Creditors seeking resolution from Berkshire group

Andrew A. Duffy, Times Colonist

Monday, November 21, 2005

For the first time in six months, there is guarded optimism creeping into the camp of Victoria investors who say former investment adviser Ian Thow owes them millions.

A group of about 20 creditors met with senior representatives from Berkshire Group's head office Sunday morning to begin what the creditors hope is a process to determine Berkshire's responsibility in what has become a financial mess.

Since he left Berkshire May 31, Thow has been under fire from former clients and other investors who say he bilked them of millions of dollars in a variety of investment schemes

The B.C. Securities Commission and the RCMP's Integrated Market Enforcement Team are investigating.

Creditor spokeswoman Andrea Racicot said there is finally a sense that something is getting done.

"I am optimistic that there will be some resolution; as to what that may be, I don't know," she said. "They seem genuine in their desire to get to the bottom of this and to help us.

"(They) have indicated they do want to investigate everyone's individual case. They aren't making any commitments as to what's going to happen as a result, but they are investigating it."
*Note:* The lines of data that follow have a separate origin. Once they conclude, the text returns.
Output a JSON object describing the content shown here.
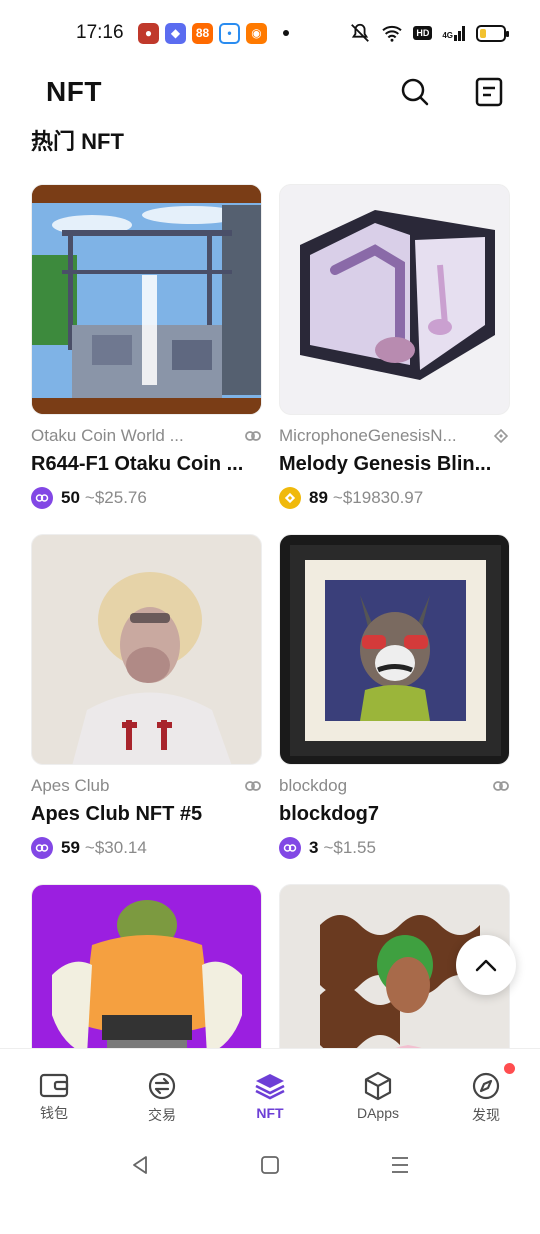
{
  "status_bar": {
    "time": "17:16",
    "battery_level": 0.25,
    "network": "4G",
    "hd_label": "HD"
  },
  "header": {
    "title": "NFT"
  },
  "section": {
    "title": "热门 NFT"
  },
  "cards": [
    {
      "collection": "Otaku Coin World ...",
      "name": "R644-F1 Otaku Coin ...",
      "price": "50",
      "usd": "~$25.76",
      "chain": "polygon",
      "chain_color": "#8247e5"
    },
    {
      "collection": "MicrophoneGenesisN...",
      "name": "Melody Genesis Blin...",
      "price": "89",
      "usd": "~$19830.97",
      "chain": "bnb",
      "chain_color": "#f0b90b"
    },
    {
      "collection": "Apes Club",
      "name": "Apes Club NFT #5",
      "price": "59",
      "usd": "~$30.14",
      "chain": "polygon",
      "chain_color": "#8247e5"
    },
    {
      "collection": "blockdog",
      "name": "blockdog7",
      "price": "3",
      "usd": "~$1.55",
      "chain": "polygon",
      "chain_color": "#8247e5"
    }
  ],
  "bottom_nav": [
    {
      "label": "钱包",
      "icon": "wallet-icon"
    },
    {
      "label": "交易",
      "icon": "swap-icon"
    },
    {
      "label": "NFT",
      "icon": "layers-icon",
      "active": true
    },
    {
      "label": "DApps",
      "icon": "cube-icon"
    },
    {
      "label": "发现",
      "icon": "compass-icon",
      "badge": true
    }
  ],
  "colors": {
    "accent": "#6d3fd6",
    "muted": "#8a8a8a"
  }
}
The group met Alison Fletcher, Berkshire Investment Group's vice-president of compliance, and Julie Clarke, Berkshire Securities' senior counsel, at the Hotel Grand Pacific for just over an hour. Further meetings are planned over the next two days.

Racicot said there is a sense that Berkshire understands the impact Thow has had on the community.

"That was brought up again (Sunday), just how many of the people there are, that they've been drained, lost houses; life savings are gone or they are in jeopardy of losing homes," she said. "It was also impressed on them that time is of the essence, that this needs to be resolved in a timely manner." Neither Fletcher nor Clarke could be reached. However, the creditors say Berkshire has committed to issuing an interim report on the situation by December 2.

Geoffrey Charlton, the executive vice-president of the Berkshire Investment Group, did send an e-mail to the Times Colonist confirming the company's senior investigative team would meet clients.

"As Michael Lee-Chin (founder and chairman of AIC Ltd., corporate parent of the Berkshire Group of Companies) told people when he was in Victoria last week, Berkshire is very serious about clearing the air around the Thow case," he wrote. "At the same time, we want our clients to know that our commitment to them and our professionalism in handing their portfolios remain as our paramount priority."

Racicot suggested coming to some kind of resolution had to be in Berkshire's best interests.

"This can't be doing much for their business here or morale of the dealers and advisers who are still working for them in Victoria," she said. "It has to be taking a toll on them ... to me it makes good business sense for them to arrive at a resolution."



Ian Thow takes flight